**PROBLEM DESCRIPTION**
Whenever a line contains the string "screenshot", copy it out of the entries.

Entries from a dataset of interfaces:

----------

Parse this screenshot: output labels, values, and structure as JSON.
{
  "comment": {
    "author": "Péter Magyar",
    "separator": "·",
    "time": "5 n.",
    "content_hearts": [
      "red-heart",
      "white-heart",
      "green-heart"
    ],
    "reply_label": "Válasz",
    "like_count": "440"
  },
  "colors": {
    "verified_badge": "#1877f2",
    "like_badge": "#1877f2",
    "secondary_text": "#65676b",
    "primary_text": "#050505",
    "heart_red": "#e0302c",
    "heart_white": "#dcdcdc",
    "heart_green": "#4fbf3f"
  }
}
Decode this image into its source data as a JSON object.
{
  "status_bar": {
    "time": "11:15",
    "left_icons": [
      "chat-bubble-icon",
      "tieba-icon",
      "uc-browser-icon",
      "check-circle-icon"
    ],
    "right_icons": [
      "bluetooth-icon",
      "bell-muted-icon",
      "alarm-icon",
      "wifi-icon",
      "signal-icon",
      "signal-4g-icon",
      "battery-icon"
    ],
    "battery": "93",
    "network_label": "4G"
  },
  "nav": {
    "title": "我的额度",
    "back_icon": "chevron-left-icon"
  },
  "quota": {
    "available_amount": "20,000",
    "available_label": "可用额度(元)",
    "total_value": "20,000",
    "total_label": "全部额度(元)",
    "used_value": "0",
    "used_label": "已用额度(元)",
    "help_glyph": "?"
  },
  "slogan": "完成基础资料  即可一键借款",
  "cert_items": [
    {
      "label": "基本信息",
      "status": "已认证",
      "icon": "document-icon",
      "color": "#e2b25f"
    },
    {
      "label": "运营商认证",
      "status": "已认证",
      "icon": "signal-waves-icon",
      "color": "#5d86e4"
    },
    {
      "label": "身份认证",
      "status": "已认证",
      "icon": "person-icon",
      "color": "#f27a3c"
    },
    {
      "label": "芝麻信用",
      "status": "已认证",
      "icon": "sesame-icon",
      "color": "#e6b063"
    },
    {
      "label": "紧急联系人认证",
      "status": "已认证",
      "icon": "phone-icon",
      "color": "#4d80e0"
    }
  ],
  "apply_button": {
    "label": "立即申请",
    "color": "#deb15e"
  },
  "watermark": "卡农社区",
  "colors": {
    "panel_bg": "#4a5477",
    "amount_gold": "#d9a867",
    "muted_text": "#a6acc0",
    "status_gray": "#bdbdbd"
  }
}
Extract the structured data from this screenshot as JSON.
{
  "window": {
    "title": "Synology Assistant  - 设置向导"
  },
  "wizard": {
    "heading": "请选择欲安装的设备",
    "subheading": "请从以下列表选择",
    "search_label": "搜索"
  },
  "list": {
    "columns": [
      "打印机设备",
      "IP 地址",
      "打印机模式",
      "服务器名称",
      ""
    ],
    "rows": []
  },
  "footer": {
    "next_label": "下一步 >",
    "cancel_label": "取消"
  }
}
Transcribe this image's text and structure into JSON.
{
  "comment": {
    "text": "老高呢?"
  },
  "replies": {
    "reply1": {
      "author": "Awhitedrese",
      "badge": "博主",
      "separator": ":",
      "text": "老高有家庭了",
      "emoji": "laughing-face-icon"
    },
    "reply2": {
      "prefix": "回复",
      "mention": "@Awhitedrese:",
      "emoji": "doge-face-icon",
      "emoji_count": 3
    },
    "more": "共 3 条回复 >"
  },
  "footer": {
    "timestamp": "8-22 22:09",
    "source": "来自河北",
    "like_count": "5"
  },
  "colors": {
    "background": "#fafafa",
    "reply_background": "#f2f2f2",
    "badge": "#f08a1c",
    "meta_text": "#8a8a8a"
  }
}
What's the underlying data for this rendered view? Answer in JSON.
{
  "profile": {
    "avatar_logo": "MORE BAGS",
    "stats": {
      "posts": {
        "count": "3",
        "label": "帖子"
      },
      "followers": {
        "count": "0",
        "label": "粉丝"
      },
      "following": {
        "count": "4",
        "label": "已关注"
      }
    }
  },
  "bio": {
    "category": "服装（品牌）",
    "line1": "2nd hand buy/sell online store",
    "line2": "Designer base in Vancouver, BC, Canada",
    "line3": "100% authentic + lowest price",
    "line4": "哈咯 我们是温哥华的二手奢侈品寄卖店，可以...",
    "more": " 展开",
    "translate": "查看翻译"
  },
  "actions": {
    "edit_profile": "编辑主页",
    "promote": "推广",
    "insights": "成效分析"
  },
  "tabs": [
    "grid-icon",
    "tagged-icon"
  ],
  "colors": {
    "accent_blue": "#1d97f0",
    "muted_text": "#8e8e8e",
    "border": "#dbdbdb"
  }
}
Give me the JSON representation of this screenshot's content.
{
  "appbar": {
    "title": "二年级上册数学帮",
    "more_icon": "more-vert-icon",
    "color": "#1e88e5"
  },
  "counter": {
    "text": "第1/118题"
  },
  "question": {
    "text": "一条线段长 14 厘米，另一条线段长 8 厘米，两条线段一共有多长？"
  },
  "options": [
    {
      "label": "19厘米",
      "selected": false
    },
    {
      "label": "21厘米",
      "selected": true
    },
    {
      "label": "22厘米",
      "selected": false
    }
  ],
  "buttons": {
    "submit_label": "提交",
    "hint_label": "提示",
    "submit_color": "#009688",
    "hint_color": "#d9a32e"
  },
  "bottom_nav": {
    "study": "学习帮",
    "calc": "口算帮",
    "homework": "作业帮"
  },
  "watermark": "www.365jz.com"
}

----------

**WRITTEN ANSWER**
Parse this screenshot: output labels, values, and structure as JSON.
Extract the structured data from this screenshot as JSON.
Give me the JSON representation of this screenshot's content.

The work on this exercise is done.